<<<<
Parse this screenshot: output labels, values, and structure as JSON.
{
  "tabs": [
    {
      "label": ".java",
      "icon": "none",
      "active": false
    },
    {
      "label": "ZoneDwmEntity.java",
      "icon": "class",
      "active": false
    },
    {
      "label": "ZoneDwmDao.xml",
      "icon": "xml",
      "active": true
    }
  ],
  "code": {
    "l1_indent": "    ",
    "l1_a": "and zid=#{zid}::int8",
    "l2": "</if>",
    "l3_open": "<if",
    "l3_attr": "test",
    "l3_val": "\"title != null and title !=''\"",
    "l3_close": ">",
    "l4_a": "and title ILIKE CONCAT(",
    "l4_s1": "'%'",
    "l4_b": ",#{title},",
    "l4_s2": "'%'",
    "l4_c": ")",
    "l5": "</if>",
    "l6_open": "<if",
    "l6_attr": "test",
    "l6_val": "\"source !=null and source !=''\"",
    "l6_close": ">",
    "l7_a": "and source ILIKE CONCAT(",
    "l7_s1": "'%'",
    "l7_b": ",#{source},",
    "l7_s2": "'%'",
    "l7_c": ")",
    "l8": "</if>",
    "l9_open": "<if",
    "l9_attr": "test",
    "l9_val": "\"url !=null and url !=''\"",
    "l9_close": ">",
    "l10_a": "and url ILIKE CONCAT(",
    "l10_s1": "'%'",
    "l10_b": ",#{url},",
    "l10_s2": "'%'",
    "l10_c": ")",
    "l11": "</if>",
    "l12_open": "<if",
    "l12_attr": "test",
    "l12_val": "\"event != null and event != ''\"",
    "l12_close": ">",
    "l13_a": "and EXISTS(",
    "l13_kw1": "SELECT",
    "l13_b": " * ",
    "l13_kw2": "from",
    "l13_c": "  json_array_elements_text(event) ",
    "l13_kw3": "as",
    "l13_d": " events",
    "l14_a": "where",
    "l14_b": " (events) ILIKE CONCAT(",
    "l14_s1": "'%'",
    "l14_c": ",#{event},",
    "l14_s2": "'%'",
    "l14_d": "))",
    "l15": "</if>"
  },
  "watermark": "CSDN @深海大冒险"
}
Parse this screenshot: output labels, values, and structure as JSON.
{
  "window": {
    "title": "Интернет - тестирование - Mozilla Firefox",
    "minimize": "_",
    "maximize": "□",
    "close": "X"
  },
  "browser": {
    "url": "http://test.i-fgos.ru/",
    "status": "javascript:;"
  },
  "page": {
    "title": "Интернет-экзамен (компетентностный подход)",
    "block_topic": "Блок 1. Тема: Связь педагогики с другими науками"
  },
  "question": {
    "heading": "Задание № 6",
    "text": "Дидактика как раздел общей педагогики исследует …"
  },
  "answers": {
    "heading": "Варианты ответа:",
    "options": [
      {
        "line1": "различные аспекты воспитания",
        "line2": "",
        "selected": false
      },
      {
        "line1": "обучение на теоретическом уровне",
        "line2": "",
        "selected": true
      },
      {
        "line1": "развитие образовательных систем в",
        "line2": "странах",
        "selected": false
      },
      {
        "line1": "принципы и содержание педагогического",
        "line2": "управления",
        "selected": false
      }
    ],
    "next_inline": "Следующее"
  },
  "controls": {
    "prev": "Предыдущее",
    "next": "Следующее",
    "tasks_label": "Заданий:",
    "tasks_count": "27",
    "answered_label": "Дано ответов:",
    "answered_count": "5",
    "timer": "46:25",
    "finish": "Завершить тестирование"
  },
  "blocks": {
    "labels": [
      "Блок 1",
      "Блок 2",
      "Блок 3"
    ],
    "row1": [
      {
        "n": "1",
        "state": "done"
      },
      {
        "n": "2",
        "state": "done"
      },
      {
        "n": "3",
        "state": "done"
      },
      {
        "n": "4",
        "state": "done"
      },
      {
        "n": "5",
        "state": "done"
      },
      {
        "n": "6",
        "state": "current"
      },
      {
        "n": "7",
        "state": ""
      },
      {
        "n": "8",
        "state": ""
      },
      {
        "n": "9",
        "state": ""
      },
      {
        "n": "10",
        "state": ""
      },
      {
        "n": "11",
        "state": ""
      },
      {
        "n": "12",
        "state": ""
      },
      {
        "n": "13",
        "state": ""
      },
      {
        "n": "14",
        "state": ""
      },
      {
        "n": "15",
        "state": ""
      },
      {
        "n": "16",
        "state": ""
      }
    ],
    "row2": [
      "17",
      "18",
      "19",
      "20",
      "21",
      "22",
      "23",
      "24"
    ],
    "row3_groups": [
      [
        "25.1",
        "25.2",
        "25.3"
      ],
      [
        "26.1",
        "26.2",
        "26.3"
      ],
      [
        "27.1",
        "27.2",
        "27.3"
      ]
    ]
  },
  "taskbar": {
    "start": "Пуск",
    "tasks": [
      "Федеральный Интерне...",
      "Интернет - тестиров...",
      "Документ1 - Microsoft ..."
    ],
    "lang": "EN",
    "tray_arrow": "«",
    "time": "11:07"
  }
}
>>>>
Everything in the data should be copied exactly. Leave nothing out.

## Result of the task
Parse this screenshot: output labels, values, and structure as JSON.
{
  "tabs": [
    {
      "label": ".java",
      "icon": "none",
      "active": false
    },
    {
      "label": "ZoneDwmEntity.java",
      "icon": "class",
      "active": false
    },
    {
      "label": "ZoneDwmDao.xml",
      "icon": "xml",
      "active": true
    }
  ],
  "code": {
    "l1_indent": "    ",
    "l1_a": "and zid=#{zid}::int8",
    "l2": "</if>",
    "l3_open": "<if",
    "l3_attr": "test",
    "l3_val": "\"title != null and title !=''\"",
    "l3_close": ">",
    "l4_a": "and title ILIKE CONCAT(",
    "l4_s1": "'%'",
    "l4_b": ",#{title},",
    "l4_s2": "'%'",
    "l4_c": ")",
    "l5": "</if>",
    "l6_open": "<if",
    "l6_attr": "test",
    "l6_val": "\"source !=null and source !=''\"",
    "l6_close": ">",
    "l7_a": "and source ILIKE CONCAT(",
    "l7_s1": "'%'",
    "l7_b": ",#{source},",
    "l7_s2": "'%'",
    "l7_c": ")",
    "l8": "</if>",
    "l9_open": "<if",
    "l9_attr": "test",
    "l9_val": "\"url !=null and url !=''\"",
    "l9_close": ">",
    "l10_a": "and url ILIKE CONCAT(",
    "l10_s1": "'%'",
    "l10_b": ",#{url},",
    "l10_s2": "'%'",
    "l10_c": ")",
    "l11": "</if>",
    "l12_open": "<if",
    "l12_attr": "test",
    "l12_val": "\"event != null and event != ''\"",
    "l12_close": ">",
    "l13_a": "and EXISTS(",
    "l13_kw1": "SELECT",
    "l13_b": " * ",
    "l13_kw2": "from",
    "l13_c": "  json_array_elements_text(event) ",
    "l13_kw3": "as",
    "l13_d": " events",
    "l14_a": "where",
    "l14_b": " (events) ILIKE CONCAT(",
    "l14_s1": "'%'",
    "l14_c": ",#{event},",
    "l14_s2": "'%'",
    "l14_d": "))",
    "l15": "</if>"
  },
  "watermark": "CSDN @深海大冒险"
}
Parse this screenshot: output labels, values, and structure as JSON.
{
  "window": {
    "title": "Интернет - тестирование - Mozilla Firefox",
    "minimize": "_",
    "maximize": "□",
    "close": "X"
  },
  "browser": {
    "url": "http://test.i-fgos.ru/",
    "status": "javascript:;"
  },
  "page": {
    "title": "Интернет-экзамен (компетентностный подход)",
    "block_topic": "Блок 1. Тема: Связь педагогики с другими науками"
  },
  "question": {
    "heading": "Задание № 6",
    "text": "Дидактика как раздел общей педагогики исследует …"
  },
  "answers": {
    "heading": "Варианты ответа:",
    "options": [
      {
        "line1": "различные аспекты воспитания",
        "line2": "",
        "selected": false
      },
      {
        "line1": "обучение на теоретическом уровне",
        "line2": "",
        "selected": true
      },
      {
        "line1": "развитие образовательных систем в",
        "line2": "странах",
        "selected": false
      },
      {
        "line1": "принципы и содержание педагогического",
        "line2": "управления",
        "selected": false
      }
    ],
    "next_inline": "Следующее"
  },
  "controls": {
    "prev": "Предыдущее",
    "next": "Следующее",
    "tasks_label": "Заданий:",
    "tasks_count": "27",
    "answered_label": "Дано ответов:",
    "answered_count": "5",
    "timer": "46:25",
    "finish": "Завершить тестирование"
  },
  "blocks": {
    "labels": [
      "Блок 1",
      "Блок 2",
      "Блок 3"
    ],
    "row1": [
      {
        "n": "1",
        "state": "done"
      },
      {
        "n": "2",
        "state": "done"
      },
      {
        "n": "3",
        "state": "done"
      },
      {
        "n": "4",
        "state": "done"
      },
      {
        "n": "5",
        "state": "done"
      },
      {
        "n": "6",
        "state": "current"
      },
      {
        "n": "7",
        "state": ""
      },
      {
        "n": "8",
        "state": ""
      },
      {
        "n": "9",
        "state": ""
      },
      {
        "n": "10",
        "state": ""
      },
      {
        "n": "11",
        "state": ""
      },
      {
        "n": "12",
        "state": ""
      },
      {
        "n": "13",
        "state": ""
      },
      {
        "n": "14",
        "state": ""
      },
      {
        "n": "15",
        "state": ""
      },
      {
        "n": "16",
        "state": ""
      }
    ],
    "row2": [
      "17",
      "18",
      "19",
      "20",
      "21",
      "22",
      "23",
      "24"
    ],
    "row3_groups": [
      [
        "25.1",
        "25.2",
        "25.3"
      ],
      [
        "26.1",
        "26.2",
        "26.3"
      ],
      [
        "27.1",
        "27.2",
        "27.3"
      ]
    ]
  },
  "taskbar": {
    "start": "Пуск",
    "tasks": [
      "Федеральный Интерне...",
      "Интернет - тестиров...",
      "Документ1 - Microsoft ..."
    ],
    "lang": "EN",
    "tray_arrow": "«",
    "time": "11:07"
  }
}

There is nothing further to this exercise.